[Data records for software interfaces]
......

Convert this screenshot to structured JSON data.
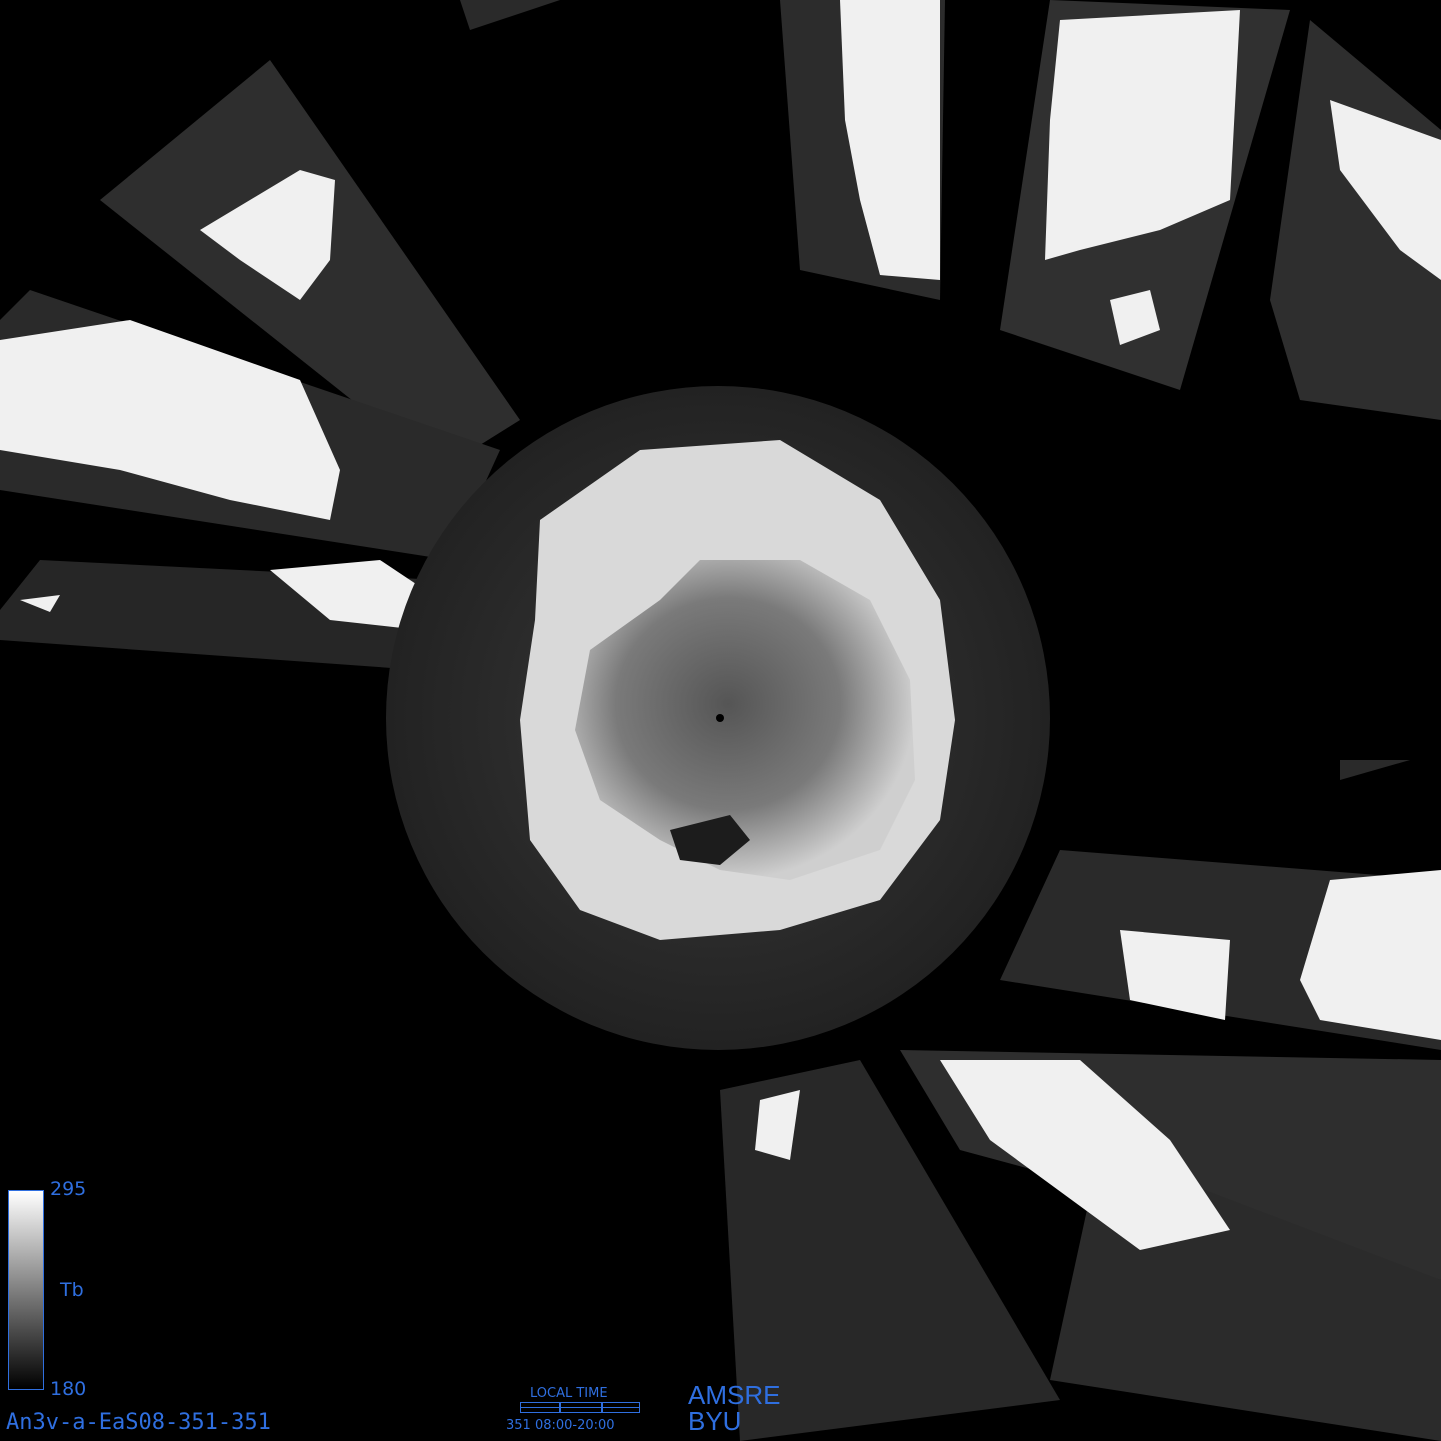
{
  "colorbar": {
    "max_label": "295",
    "min_label": "180",
    "variable_label": "Tb"
  },
  "footer": {
    "file_id": "An3v-a-EaS08-351-351",
    "local_time_title": "LOCAL TIME",
    "local_time_range": "351 08:00-20:00",
    "brand_line1": "AMSRE",
    "brand_line2": "BYU"
  },
  "colors": {
    "text_accent": "#2f6fe0",
    "background": "#000000",
    "land_warm": "#f2f2f2",
    "ocean": "#2b2b2b",
    "ice_sheet": "#8a8a8a"
  }
}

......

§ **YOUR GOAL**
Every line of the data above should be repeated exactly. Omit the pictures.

§ **RESULT**
Convert this screenshot to structured JSON data.
{
  "colorbar": {
    "max_label": "295",
    "min_label": "180",
    "variable_label": "Tb"
  },
  "footer": {
    "file_id": "An3v-a-EaS08-351-351",
    "local_time_title": "LOCAL TIME",
    "local_time_range": "351 08:00-20:00",
    "brand_line1": "AMSRE",
    "brand_line2": "BYU"
  },
  "colors": {
    "text_accent": "#2f6fe0",
    "background": "#000000",
    "land_warm": "#f2f2f2",
    "ocean": "#2b2b2b",
    "ice_sheet": "#8a8a8a"
  }
}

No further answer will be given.